= Records for the task =
================
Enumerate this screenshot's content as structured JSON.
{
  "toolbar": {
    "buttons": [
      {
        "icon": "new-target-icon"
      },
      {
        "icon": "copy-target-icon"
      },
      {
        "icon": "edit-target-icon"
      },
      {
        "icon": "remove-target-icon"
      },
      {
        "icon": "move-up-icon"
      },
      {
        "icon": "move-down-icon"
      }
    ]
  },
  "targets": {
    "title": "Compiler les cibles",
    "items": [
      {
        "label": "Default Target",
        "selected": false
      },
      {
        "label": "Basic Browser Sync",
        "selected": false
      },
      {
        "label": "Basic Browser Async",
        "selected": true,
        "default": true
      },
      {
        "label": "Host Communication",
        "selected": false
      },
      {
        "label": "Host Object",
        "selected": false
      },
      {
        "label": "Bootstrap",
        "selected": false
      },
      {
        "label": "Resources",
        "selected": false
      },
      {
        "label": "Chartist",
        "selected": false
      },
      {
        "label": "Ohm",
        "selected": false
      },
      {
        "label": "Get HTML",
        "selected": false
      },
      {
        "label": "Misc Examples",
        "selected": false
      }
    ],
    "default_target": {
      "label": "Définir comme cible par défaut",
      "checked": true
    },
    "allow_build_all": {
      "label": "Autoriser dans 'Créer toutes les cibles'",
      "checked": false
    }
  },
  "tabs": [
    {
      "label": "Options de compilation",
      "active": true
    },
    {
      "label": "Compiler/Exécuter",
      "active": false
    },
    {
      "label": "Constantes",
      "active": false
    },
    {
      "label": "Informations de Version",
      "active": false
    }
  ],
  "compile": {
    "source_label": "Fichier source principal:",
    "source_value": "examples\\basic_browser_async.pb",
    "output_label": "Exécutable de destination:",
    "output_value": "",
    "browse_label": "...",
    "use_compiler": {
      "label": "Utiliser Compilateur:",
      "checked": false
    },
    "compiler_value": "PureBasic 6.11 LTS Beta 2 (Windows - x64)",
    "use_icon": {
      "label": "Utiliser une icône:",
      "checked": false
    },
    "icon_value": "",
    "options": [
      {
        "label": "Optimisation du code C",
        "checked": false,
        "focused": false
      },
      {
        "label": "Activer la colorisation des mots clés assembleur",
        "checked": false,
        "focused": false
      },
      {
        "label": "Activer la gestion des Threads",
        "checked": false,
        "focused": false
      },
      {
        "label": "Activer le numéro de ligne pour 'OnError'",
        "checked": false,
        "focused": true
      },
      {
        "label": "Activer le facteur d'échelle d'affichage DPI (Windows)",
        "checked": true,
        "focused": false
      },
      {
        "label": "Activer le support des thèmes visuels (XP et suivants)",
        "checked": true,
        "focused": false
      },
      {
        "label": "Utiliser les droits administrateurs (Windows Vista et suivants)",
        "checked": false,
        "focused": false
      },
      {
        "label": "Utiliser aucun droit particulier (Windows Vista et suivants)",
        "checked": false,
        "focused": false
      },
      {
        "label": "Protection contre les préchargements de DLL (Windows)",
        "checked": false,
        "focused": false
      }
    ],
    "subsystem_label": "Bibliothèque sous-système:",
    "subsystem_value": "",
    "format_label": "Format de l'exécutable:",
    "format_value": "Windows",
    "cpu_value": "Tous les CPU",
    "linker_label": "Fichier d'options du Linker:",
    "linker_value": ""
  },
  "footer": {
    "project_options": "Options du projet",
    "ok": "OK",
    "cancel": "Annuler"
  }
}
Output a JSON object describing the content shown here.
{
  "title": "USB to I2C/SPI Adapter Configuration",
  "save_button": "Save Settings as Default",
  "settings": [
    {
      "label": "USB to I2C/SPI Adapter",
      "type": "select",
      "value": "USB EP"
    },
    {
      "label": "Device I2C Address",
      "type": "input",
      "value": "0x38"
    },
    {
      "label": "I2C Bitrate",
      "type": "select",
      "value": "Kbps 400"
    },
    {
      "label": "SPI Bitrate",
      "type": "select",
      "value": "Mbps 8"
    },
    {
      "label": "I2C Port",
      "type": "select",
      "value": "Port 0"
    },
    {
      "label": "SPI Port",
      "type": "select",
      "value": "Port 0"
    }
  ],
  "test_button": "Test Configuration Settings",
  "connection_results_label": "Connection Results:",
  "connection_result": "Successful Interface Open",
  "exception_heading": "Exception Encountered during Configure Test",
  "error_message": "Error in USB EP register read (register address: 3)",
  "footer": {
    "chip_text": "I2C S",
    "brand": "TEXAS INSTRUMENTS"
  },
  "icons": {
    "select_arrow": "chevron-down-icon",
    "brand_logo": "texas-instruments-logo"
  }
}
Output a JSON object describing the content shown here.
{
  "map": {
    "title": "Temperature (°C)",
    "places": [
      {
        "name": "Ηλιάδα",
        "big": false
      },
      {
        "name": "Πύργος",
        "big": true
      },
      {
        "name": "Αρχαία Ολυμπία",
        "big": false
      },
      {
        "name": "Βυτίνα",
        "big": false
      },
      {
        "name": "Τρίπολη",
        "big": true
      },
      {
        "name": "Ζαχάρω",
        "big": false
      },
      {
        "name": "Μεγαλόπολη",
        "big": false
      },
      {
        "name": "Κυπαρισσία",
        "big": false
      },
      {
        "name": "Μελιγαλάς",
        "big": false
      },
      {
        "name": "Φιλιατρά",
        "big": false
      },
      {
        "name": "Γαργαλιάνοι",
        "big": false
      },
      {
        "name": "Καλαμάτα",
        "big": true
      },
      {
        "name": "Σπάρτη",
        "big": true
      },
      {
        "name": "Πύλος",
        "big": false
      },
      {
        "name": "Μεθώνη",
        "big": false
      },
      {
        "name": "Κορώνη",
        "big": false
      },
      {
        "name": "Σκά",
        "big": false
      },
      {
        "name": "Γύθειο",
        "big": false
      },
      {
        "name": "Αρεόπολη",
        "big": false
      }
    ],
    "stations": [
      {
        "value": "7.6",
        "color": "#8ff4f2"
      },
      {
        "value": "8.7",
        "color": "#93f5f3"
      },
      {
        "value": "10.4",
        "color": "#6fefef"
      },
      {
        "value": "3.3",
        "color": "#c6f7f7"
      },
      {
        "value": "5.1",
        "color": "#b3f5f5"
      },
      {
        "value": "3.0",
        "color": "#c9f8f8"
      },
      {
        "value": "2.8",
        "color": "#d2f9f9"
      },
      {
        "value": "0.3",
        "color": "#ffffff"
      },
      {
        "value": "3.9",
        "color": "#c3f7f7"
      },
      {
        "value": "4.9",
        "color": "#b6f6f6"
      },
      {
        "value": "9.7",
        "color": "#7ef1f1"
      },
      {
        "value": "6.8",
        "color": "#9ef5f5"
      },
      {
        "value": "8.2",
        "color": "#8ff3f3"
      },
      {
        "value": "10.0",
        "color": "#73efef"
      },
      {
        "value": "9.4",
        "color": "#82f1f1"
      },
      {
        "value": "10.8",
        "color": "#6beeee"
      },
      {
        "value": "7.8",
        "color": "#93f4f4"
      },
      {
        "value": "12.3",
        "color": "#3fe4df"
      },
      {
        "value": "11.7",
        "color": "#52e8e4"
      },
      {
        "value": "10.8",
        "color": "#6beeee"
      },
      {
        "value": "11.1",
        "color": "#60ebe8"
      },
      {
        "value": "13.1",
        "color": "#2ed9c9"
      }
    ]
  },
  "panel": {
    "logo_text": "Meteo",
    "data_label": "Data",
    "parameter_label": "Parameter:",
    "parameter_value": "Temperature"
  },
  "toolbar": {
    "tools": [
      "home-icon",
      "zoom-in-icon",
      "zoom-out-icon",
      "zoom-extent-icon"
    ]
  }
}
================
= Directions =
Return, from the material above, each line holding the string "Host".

= Solution for this exercise =
        "label": "Host Communication",
        "label": "Host Object",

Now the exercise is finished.